▶ **EXERCISE BRIEF**:
From the records below, copy every line that contains the word "this".

Data extracted from a collection
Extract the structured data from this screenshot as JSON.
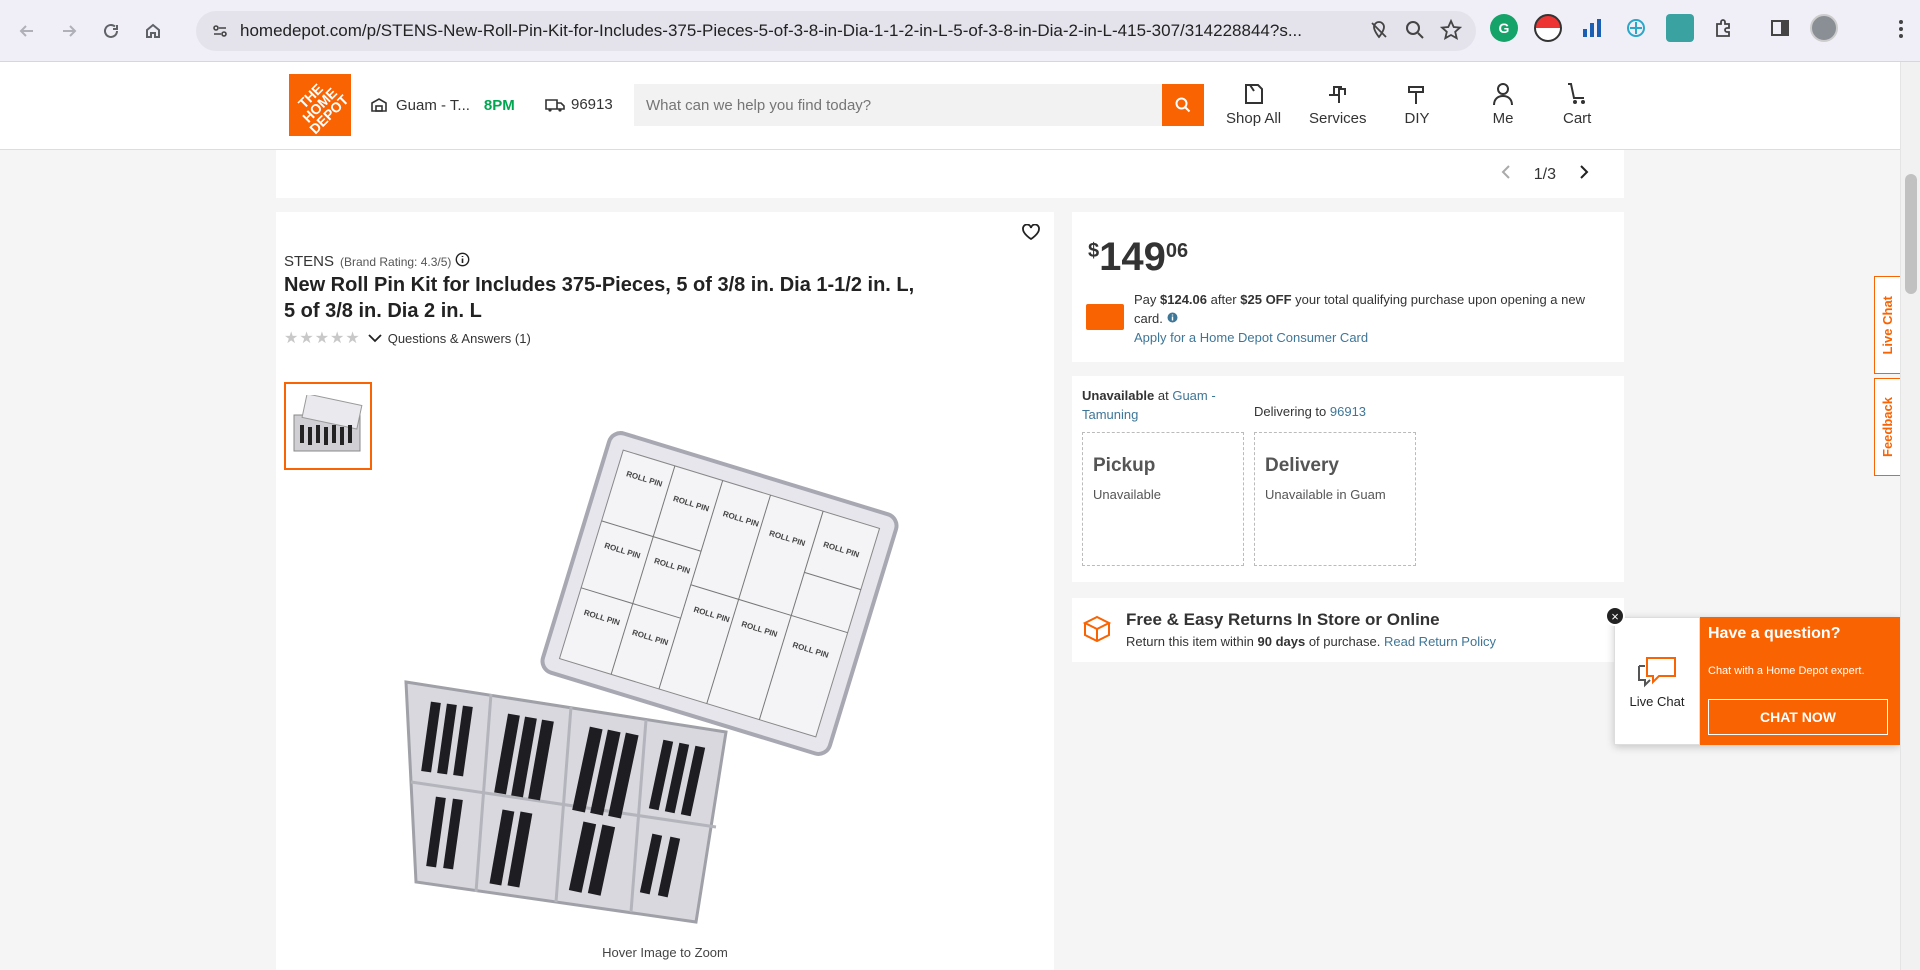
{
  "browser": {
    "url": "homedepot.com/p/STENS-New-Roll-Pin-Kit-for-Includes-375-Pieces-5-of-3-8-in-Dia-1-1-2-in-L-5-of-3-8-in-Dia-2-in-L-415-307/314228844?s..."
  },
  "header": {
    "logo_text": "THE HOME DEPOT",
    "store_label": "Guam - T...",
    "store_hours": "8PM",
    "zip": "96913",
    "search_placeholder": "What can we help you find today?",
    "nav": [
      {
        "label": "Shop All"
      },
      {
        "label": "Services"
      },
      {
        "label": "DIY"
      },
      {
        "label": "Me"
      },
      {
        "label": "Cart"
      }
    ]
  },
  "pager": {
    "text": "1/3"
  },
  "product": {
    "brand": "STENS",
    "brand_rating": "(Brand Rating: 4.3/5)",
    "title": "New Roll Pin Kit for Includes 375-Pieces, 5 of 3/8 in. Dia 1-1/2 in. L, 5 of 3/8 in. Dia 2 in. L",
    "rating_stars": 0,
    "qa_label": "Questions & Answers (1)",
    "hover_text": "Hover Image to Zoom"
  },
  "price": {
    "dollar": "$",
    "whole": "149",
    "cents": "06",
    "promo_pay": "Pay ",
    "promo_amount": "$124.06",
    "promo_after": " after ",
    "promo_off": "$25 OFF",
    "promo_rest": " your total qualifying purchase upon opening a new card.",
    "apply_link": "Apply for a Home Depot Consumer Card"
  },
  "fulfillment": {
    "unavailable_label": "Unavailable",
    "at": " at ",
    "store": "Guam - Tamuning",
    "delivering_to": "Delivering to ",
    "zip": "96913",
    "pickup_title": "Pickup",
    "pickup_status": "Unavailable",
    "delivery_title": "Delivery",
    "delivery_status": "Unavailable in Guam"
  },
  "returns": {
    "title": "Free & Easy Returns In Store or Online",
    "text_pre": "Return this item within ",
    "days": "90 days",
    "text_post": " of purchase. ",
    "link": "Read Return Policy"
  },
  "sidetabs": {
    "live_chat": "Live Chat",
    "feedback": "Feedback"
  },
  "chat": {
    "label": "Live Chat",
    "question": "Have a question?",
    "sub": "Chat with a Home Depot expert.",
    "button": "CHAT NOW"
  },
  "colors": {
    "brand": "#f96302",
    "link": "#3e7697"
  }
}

▶ **RESPONSE AREA**:
Extract the structured data from this screenshot as JSON.
    "text_pre": "Return this item within ",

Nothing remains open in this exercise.